Literacy specialists Betsy Gilliland and Shannon Pella offer a variety of insights on how teachers can provide a more equitable education for English language learners in Beyond “Teaching to the Test”: Rethinking Accountability and Assessment for English Language Learners, their new book from NCTE.
The progress ELLs make can go unrecognized in the face of low standardized test scores, so Pella and Gilliland recommend bringing these achievements to the attention of administrators and others within the school system, as well as to parents and community members.
“What I’m hoping is that teachers see themselves as the agents of accountability,” says Pella.
“When we take accountability into our own hands, we’re collecting and analyzing a variety of types of classroom assessment data in order to track and understand how well our English learners are growing.”
These data can help teachers explain to parents and the school community how well English learners are progressing, she says, which is “a totally different narrative than what the school may be able to show in one isolated test score.”

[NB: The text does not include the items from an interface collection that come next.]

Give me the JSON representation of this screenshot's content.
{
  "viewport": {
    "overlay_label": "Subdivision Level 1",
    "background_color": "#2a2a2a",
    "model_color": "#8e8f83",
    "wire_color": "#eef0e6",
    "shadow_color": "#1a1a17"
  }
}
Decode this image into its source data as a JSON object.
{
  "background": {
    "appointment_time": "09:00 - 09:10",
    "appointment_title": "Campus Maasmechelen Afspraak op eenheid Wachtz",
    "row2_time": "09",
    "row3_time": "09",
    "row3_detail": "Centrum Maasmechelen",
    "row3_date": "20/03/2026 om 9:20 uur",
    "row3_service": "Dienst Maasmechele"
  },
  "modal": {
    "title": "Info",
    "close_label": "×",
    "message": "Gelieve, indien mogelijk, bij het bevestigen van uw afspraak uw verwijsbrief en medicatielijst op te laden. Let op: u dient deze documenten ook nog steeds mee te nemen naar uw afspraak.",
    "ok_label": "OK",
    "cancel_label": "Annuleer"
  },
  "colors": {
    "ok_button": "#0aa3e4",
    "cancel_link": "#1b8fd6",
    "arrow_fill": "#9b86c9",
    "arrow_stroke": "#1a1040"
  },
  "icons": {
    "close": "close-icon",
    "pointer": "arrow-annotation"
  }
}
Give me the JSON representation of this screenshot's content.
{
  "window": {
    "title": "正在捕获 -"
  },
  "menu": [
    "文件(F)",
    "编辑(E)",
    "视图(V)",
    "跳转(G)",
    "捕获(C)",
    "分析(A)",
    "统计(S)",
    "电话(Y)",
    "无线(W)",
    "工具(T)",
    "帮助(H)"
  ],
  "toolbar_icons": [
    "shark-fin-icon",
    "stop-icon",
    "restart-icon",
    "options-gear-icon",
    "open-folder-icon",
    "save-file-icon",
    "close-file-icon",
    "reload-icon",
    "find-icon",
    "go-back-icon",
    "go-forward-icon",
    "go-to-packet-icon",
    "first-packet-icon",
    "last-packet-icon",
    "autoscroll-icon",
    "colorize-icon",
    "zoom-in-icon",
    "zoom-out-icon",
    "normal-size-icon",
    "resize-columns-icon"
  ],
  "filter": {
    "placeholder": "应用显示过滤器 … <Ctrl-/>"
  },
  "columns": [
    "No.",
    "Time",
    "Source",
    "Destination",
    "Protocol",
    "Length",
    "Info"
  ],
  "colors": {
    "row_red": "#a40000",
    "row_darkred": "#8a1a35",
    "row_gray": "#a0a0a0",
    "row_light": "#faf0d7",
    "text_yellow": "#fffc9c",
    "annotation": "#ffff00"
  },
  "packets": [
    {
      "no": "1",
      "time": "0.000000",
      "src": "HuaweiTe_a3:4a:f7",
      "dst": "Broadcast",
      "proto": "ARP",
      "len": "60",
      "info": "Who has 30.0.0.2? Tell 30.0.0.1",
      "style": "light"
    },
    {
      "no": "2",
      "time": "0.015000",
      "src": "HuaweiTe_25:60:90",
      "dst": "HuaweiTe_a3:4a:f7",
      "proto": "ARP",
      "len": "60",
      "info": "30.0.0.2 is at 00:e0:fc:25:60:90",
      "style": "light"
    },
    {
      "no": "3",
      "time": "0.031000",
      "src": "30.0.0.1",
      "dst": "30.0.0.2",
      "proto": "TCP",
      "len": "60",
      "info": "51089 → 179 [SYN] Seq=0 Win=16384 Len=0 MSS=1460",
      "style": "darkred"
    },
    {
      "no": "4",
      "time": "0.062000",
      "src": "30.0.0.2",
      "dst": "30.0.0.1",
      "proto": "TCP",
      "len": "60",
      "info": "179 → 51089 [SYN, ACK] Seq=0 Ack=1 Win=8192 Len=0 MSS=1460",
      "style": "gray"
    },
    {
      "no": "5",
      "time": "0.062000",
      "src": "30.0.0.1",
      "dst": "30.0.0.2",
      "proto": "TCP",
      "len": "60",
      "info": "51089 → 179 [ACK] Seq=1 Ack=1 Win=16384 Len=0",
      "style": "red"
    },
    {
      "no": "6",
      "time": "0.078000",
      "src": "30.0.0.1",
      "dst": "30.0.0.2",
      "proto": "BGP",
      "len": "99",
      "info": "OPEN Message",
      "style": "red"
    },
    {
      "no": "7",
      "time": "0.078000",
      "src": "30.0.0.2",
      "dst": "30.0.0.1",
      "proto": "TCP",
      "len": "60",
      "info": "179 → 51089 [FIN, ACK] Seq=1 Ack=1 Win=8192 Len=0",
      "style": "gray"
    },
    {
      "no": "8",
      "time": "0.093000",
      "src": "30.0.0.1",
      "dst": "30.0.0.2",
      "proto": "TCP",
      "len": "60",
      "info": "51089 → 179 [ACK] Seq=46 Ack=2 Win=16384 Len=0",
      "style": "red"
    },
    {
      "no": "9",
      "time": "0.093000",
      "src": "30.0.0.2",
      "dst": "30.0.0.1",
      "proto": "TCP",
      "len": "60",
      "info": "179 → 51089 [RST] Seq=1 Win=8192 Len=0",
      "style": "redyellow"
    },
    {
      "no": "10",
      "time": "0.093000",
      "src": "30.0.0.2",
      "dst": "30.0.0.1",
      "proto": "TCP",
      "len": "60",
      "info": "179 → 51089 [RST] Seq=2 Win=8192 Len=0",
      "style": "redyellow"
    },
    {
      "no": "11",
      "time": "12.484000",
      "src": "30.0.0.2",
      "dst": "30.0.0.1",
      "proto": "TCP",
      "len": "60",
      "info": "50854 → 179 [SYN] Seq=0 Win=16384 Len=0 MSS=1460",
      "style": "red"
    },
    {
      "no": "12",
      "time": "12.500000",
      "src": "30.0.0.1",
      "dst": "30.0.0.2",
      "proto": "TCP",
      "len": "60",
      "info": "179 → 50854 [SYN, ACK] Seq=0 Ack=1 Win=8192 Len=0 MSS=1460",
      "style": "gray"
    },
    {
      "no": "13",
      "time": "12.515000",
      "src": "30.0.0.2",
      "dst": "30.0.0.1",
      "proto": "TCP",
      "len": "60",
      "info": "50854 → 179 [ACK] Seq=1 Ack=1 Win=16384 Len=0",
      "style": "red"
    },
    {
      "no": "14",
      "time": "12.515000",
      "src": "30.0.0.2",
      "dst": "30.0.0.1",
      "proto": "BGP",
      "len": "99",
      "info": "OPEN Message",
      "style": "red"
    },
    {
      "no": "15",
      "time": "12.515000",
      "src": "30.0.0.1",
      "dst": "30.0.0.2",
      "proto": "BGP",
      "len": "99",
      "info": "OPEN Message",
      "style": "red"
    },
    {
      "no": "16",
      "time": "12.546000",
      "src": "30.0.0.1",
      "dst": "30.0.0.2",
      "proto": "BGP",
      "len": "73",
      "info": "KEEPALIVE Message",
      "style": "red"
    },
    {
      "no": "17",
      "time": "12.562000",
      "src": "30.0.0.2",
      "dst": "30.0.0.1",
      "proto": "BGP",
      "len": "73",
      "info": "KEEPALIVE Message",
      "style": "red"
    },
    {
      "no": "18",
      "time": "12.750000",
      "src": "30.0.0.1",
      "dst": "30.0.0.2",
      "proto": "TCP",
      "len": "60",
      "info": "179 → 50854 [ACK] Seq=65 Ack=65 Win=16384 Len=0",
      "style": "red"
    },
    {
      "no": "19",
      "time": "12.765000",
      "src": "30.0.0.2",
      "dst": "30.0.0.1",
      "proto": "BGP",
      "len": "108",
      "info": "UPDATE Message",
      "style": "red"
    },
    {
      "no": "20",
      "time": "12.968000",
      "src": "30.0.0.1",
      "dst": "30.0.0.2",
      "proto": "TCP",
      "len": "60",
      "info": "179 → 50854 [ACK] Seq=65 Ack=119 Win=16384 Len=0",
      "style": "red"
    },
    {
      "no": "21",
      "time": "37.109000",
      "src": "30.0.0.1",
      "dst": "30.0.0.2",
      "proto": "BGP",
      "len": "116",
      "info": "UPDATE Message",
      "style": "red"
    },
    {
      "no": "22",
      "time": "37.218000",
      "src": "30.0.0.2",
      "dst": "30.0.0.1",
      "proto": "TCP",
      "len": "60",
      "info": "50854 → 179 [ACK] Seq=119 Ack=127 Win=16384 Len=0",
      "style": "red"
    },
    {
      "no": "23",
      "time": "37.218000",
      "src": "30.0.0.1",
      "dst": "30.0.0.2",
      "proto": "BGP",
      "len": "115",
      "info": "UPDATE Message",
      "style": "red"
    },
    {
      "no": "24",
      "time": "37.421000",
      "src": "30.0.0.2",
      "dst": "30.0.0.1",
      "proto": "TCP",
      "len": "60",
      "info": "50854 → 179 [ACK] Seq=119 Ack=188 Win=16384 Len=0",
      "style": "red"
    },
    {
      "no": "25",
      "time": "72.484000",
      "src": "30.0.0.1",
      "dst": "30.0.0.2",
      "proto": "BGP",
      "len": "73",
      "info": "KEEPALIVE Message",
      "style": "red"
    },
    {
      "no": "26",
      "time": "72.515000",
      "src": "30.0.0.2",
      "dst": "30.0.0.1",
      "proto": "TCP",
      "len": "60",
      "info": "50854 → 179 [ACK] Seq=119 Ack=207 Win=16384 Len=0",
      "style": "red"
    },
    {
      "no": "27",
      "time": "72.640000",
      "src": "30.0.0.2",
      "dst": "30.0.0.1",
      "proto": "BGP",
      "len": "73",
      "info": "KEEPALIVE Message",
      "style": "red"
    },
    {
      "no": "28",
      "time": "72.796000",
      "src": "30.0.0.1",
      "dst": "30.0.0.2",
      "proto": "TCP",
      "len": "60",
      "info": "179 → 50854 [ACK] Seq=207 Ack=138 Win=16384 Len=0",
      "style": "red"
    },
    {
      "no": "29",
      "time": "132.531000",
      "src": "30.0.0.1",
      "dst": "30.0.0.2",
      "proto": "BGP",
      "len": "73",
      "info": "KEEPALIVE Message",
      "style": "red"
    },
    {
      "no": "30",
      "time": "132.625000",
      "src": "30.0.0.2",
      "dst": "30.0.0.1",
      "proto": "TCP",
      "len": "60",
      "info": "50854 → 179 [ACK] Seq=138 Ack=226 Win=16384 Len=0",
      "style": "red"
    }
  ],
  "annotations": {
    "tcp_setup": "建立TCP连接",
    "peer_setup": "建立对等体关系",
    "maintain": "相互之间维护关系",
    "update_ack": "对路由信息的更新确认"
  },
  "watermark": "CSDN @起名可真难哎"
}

Some of the ways teachers can spread news about ELL student progress to parents and the community include:
Keeping parents updated through websites and monthly newsletters, translated if needed;
Calling parents, using an interpreter if needed (but not the child, in case there are matters you want to discuss confidentially);
Inviting the families to bilingual family nights, where parents, siblings and other relatives can see what the students are doing and participate in activities that show off the child’s abilities, such as creating a bilingual book in English and the student’s home language; and
Encouraging the school to host online or in-person events open to the community to share student work and achievements.
Read more in the article “Flipping Accountability on Its Head” in the September 2017 Council Chronicle.
Lorna Collier is a writer and editor based in northern Illinois.